Boreal Chorus Frog

Boreal Chorus Frog

Copyright Missouri Dept of Conservation

Genus Species: Pseudacris maculata

Size: ¾ - 1½”

Location: Has only been detected on the edge of the Pea Ridge National Military Park in Arkansas

Advertisement Call: A trill that rises at the end like a thumbnail rubbing across a plastic comb




Boreal Chorus frogs and Cajun Chorus frogs are nearly identical.  You can use your location to determine which you are hearing.  This frog has three broad dark stripes down its back and a white stripe along its upper lip.

Interesting Fact: A large congregation of singing frogs is called a Chorus.

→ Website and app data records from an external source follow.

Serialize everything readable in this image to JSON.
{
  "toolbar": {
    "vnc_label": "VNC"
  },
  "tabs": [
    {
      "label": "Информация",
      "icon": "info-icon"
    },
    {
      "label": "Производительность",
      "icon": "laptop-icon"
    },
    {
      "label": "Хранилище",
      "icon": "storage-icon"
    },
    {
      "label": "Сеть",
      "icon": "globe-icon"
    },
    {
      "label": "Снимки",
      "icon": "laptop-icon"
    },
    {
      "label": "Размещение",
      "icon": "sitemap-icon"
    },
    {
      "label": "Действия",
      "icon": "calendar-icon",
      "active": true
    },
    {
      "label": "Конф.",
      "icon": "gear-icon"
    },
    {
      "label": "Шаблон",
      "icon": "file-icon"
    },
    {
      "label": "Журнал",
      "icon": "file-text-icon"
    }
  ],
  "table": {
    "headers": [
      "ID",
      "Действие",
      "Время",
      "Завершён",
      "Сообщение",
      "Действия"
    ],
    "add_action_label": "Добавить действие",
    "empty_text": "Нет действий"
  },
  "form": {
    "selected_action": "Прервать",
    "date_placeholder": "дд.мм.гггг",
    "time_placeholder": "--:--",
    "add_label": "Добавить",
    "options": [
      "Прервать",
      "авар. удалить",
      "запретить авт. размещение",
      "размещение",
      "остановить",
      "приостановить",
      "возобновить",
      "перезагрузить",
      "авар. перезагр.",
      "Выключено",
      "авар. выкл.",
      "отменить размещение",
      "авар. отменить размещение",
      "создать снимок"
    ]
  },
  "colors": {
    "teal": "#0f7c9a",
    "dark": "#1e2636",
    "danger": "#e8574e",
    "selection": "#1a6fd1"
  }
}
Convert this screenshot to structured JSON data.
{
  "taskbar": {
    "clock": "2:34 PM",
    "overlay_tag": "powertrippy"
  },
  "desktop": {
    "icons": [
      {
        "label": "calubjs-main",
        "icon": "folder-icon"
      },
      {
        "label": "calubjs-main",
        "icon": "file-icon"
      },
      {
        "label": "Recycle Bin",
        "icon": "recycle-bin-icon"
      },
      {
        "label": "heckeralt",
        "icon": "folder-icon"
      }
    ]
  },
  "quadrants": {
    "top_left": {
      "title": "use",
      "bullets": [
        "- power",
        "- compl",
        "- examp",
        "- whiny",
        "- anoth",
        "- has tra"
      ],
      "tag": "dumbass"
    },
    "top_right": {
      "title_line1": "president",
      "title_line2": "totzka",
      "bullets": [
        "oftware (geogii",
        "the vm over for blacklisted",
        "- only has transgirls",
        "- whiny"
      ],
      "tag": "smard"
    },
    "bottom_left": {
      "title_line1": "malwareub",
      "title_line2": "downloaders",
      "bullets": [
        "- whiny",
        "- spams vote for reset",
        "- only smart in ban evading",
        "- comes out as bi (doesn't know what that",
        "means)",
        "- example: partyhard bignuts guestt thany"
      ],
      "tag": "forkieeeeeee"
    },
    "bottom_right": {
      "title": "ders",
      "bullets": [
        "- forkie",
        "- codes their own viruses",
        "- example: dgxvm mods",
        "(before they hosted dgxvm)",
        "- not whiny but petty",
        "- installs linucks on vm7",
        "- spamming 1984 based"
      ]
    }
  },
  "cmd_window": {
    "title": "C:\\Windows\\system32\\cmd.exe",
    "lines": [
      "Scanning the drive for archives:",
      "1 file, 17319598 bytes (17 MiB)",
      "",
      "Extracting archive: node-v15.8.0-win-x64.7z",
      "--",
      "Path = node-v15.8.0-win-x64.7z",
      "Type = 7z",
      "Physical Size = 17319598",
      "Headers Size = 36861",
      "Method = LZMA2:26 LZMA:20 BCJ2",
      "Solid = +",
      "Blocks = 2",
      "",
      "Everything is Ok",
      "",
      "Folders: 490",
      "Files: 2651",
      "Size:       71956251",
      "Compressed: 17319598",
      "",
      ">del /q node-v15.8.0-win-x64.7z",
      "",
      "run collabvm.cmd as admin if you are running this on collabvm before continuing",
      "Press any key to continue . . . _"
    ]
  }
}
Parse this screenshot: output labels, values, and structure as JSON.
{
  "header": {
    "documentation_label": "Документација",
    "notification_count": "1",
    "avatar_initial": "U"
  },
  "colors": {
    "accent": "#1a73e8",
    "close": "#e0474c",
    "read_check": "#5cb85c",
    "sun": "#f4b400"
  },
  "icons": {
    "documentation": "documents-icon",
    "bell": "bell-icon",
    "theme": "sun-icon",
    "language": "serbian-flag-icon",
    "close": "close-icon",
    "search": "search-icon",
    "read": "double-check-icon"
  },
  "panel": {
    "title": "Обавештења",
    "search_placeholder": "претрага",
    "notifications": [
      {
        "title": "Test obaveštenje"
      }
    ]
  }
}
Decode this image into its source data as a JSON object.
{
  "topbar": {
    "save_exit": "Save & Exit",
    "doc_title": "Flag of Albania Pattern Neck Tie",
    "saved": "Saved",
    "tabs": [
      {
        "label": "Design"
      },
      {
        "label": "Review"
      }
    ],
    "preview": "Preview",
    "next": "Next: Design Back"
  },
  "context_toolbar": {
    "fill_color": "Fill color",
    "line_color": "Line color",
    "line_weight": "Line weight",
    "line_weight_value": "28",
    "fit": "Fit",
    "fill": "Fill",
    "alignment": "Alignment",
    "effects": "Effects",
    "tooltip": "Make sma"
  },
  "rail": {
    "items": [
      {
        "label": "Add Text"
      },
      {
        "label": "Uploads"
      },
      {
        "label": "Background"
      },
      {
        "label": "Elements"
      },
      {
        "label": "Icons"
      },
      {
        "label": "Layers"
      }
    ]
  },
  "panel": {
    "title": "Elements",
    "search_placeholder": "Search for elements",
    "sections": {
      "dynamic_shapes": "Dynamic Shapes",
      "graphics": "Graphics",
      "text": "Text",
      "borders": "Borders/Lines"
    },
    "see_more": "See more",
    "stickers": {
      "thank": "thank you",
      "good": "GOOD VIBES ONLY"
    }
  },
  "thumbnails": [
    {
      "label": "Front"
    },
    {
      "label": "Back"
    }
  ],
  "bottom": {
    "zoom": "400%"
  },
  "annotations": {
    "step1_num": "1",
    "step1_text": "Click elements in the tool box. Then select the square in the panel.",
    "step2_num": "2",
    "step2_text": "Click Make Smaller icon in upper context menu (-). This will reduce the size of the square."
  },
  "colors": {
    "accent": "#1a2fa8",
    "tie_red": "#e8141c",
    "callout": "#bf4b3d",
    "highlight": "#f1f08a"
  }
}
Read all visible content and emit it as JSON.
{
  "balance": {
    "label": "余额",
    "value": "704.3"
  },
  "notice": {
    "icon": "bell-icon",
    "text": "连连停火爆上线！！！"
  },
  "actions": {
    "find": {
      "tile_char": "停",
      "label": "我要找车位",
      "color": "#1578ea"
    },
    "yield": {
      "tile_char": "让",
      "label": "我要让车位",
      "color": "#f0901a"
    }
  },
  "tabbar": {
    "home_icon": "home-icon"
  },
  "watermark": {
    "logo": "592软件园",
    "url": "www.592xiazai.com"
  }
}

The frogs may start calling with a single vocal sac in February and continue through April.  Females will lay several hundred eggs in smaller bundles which hatch within a week.  The pollywogs will be frogs in 6 - 8 weeks.  In the winter these frogs burrow into the ground and like Wood Frogs they generate a kind of antifreeze glycol to protect themselves.

Boreal Chorus Frogs are members of the Hylidae (Treefrog) family and are New Frogs (Neobatrachia).

Click for more about Boreal Chorus Frogs at Herps of Arkansas.